Perhaps that's part of the reason why Coach asked Reid to partner on a collaboration, which debuted in stores and online this week. Reid, who in the past has collaborated with K-Swiss and Levi's, introduced this new collection himself at a party at the Coach store in Manhattan's West Village earlier this week. He talked with us about his favorite pieces from the capsule, why it's hard to find authentic Southern food in New York, and why he hasn't been to any college football games yet this Fall.
"In any collaboration we've done there's been a purpose to it, and it's been natural," Reid said of working with Coach. "You've gotta believe in it or it doesn't work. It wouldn't feel right."
More of our interview with Reid, here.
POPSUGAR: You go back and forth between New York and your home in Alabama pretty often. Is there anywhere here in the city where you can get great Southern food?
Billy Reid: It's here and there. Actually in Brooklyn, Seersucker does actually some pretty interesting things. That's probably one of the better places. But I'll tell you who actually does a great job is [Momofuku's] David Chang. I love the way he takes all these ingredients from a lot of friends of ours that are farmers and people that make bacon, and he brings it to New York and puts an Asian influence on it. That's probably one of my favorite things to do, is to watch him interpret it.
I grew up in South Louisiana, so it's kind of hard to eat Cajun food outside of Louisiana and think that it's going to compare. In New York I usually do other things. I wait to get home to eat that stuff.
PS: What made you want to work with Coach?
BR: It's a pretty iconic American brand, so we were very flattered to get the call. As we started to go through the archives and learn about their history and how they started using baseball glove leather to make bags — I coach baseball, I coach my son's baseball team, so that immediately resonated. And also to see sort of the lifestyle pieces and the entertainment pieces that we could have a chance to make, like the bar set.
PS: Other than the bar set, do you have any favorite pieces?

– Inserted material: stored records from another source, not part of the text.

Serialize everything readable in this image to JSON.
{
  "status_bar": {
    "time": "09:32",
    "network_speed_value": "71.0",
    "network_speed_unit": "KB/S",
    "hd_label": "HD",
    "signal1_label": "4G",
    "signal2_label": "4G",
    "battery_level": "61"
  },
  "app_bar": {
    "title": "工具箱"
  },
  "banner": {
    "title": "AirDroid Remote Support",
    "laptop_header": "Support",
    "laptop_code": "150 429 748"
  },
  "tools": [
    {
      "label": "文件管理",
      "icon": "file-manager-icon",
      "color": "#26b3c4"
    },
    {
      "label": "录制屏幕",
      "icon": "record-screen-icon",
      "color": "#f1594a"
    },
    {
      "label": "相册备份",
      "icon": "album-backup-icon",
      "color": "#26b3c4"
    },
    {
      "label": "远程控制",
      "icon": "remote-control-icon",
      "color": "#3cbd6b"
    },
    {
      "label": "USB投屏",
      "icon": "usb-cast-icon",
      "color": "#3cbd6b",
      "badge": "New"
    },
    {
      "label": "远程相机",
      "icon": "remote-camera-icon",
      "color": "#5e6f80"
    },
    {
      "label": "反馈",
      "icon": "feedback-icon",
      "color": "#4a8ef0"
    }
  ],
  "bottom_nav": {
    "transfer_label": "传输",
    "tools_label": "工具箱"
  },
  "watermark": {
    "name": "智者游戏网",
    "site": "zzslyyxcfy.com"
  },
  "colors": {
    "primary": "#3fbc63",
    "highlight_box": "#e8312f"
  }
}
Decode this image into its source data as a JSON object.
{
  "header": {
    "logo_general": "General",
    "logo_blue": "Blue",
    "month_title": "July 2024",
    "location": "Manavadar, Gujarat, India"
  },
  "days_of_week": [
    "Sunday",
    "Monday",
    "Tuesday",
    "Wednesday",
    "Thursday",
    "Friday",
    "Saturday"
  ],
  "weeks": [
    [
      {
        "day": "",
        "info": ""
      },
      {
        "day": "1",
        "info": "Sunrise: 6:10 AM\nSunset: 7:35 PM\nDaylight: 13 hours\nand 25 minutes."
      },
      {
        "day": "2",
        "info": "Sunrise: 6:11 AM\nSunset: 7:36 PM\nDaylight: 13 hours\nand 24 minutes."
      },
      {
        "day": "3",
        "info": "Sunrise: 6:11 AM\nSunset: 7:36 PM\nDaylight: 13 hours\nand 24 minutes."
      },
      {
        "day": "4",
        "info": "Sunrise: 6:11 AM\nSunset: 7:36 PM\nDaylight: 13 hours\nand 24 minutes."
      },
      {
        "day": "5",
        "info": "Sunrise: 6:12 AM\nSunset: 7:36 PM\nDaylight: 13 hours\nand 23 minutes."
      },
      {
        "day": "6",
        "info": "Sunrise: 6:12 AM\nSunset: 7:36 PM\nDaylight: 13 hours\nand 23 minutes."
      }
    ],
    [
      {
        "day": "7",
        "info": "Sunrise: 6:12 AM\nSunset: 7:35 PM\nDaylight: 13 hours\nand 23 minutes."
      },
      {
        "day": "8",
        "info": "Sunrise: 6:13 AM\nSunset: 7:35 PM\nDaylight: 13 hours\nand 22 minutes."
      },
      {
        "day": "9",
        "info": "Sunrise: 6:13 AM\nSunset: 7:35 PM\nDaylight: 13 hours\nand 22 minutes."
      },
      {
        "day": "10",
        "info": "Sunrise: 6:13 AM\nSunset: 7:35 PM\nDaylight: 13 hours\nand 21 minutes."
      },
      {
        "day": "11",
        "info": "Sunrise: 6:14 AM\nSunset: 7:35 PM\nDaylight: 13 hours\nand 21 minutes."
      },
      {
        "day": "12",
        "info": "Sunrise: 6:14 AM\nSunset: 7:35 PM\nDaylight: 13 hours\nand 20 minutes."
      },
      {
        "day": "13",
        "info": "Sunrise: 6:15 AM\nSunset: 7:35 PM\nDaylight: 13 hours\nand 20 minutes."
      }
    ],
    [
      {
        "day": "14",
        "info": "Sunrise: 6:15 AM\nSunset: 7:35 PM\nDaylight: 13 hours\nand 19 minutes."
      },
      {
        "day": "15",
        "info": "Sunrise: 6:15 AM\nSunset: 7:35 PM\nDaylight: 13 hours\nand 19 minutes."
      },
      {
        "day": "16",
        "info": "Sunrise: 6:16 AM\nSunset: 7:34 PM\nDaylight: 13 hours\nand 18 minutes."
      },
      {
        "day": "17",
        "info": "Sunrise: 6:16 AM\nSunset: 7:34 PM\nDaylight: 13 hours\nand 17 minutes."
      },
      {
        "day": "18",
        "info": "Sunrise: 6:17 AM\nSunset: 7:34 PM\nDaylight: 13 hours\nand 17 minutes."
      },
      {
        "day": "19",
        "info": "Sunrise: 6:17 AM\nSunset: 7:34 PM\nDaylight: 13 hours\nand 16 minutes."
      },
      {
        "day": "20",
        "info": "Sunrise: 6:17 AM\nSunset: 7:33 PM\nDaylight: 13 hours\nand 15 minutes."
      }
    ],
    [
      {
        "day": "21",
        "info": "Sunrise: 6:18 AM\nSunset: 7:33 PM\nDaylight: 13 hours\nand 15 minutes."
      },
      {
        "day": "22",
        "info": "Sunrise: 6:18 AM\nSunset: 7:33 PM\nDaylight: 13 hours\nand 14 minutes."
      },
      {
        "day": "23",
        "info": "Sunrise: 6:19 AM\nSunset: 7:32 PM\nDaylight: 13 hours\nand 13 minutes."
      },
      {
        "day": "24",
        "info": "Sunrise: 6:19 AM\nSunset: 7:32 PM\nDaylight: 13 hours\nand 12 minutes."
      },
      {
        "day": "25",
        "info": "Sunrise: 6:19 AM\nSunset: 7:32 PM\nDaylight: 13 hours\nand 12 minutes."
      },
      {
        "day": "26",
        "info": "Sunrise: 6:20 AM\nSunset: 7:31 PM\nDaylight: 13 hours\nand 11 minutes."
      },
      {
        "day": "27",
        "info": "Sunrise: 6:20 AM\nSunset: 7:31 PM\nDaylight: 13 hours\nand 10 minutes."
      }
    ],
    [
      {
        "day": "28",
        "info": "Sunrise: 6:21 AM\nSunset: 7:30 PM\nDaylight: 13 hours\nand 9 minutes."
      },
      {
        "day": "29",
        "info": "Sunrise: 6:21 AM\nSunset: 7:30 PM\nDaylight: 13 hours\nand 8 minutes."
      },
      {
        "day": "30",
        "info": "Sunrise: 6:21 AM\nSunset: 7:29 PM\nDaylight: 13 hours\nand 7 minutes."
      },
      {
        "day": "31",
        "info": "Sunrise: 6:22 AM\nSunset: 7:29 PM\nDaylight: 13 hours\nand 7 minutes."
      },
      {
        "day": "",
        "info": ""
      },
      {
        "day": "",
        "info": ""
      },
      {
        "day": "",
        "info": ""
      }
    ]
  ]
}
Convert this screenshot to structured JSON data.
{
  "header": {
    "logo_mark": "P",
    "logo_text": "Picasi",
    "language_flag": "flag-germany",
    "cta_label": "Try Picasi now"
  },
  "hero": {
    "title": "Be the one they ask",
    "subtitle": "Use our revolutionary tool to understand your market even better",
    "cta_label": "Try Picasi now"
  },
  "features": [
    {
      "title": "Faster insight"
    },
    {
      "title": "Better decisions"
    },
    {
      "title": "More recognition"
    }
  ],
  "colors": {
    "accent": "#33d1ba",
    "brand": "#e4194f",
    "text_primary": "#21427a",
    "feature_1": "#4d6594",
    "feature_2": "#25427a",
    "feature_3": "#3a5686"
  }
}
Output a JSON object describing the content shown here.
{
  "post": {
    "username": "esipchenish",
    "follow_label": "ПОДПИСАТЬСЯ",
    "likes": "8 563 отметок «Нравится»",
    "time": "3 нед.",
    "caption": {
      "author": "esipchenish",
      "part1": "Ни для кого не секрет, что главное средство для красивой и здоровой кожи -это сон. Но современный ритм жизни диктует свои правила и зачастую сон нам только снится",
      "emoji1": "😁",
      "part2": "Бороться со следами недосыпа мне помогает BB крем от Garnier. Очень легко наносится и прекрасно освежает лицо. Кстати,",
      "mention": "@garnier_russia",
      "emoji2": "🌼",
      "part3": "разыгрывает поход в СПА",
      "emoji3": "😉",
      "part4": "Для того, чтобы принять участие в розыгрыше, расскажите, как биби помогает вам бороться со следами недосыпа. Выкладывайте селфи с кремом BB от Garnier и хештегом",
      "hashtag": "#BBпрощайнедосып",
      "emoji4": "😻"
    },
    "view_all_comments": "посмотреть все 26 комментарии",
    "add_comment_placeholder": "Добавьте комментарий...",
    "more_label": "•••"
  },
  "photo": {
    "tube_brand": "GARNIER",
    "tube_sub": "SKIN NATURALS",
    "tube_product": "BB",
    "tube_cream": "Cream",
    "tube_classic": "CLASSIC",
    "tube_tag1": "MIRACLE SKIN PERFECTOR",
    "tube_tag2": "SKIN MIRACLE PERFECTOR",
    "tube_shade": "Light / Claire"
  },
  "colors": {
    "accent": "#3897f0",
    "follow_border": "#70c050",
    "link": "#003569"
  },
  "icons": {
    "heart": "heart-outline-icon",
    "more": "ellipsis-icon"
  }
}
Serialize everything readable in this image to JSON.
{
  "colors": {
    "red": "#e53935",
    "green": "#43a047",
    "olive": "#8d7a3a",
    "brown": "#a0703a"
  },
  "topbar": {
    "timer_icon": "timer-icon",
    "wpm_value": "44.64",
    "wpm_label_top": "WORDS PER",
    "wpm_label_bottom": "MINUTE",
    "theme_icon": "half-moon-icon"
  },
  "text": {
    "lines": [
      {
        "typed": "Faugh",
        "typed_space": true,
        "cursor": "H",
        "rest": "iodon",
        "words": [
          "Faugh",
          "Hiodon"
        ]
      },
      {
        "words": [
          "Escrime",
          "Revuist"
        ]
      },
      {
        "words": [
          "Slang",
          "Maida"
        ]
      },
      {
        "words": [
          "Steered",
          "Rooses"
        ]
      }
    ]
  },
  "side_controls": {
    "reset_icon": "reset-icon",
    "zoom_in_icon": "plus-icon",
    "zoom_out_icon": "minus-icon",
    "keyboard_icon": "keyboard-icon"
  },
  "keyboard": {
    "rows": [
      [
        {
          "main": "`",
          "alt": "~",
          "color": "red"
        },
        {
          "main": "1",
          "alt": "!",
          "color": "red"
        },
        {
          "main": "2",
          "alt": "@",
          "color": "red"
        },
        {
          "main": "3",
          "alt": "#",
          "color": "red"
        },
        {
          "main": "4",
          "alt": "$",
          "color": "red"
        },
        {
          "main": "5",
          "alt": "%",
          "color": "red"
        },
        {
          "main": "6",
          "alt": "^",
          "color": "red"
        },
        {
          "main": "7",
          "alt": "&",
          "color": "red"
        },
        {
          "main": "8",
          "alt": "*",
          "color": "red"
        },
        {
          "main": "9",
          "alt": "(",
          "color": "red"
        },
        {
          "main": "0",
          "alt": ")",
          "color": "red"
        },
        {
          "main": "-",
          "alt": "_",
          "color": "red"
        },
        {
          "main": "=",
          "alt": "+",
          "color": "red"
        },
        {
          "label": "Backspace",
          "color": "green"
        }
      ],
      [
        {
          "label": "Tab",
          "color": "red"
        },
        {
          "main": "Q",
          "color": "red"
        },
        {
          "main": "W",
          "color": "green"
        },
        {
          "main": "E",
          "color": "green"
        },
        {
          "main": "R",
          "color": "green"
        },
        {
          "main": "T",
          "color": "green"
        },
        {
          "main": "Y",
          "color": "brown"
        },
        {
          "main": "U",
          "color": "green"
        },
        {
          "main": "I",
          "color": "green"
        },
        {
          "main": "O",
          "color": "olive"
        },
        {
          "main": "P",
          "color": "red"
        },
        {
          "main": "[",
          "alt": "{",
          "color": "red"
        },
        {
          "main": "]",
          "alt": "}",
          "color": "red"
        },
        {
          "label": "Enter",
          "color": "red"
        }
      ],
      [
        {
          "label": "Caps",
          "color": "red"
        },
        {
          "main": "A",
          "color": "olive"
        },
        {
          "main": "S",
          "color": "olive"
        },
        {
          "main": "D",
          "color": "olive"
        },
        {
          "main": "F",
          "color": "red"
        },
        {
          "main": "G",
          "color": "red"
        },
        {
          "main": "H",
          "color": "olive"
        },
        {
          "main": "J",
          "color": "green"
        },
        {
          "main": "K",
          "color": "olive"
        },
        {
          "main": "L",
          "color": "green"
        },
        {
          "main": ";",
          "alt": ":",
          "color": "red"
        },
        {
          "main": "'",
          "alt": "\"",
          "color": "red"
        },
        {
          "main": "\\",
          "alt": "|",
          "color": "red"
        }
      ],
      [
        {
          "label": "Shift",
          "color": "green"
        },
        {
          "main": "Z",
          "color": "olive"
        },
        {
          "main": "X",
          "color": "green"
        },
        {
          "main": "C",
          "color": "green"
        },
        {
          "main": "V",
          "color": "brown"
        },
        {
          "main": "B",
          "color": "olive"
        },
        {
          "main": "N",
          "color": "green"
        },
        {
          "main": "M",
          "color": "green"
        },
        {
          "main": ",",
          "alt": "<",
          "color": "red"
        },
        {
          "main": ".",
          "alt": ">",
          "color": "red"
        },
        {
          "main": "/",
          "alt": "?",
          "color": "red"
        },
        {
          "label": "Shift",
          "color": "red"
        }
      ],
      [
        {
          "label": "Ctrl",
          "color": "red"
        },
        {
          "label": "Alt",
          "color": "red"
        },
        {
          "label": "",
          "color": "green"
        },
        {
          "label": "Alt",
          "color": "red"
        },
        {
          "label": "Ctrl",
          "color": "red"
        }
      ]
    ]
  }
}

BR: The baseball glove. I actually enjoy too — we were able to do a wallet that's shell cordovan, but we used the shell cordovan inside and out, so it's a really great investment type piece. But what was great about working with them on the project was there were really no limitations on what skins we could use and materials. They really let us shoot for the moon in a lot of ways. When we made the bar set, all the glass is hand blown. All the silver is sterling silver. Each little detail, we were able to do it without having to pull back. We were able to use the best of the best, and that's what we really wanted to do.
PS: You make most of your products in the United States and Europe. Is it important to you to make your products here?
BR: It is. We're an American brand. I've been manufacturing in New York since the late '90s. It's something I believe in, and whenever we have a chance to do it here we want to do it here. That's not always possible, but it's something we very much believe in.
PS: Finally, are you a big college football fan? Have you had the chance to take in any games yet?
BR: I'm a lifelong LSU Tiger fan. We haven't been yet this year, but in a couple weeks we'll get a chance to start hitting a few football games. With Fashion Week and Paris and different trips, I haven't had a chance to get my college football fix. But it's coming.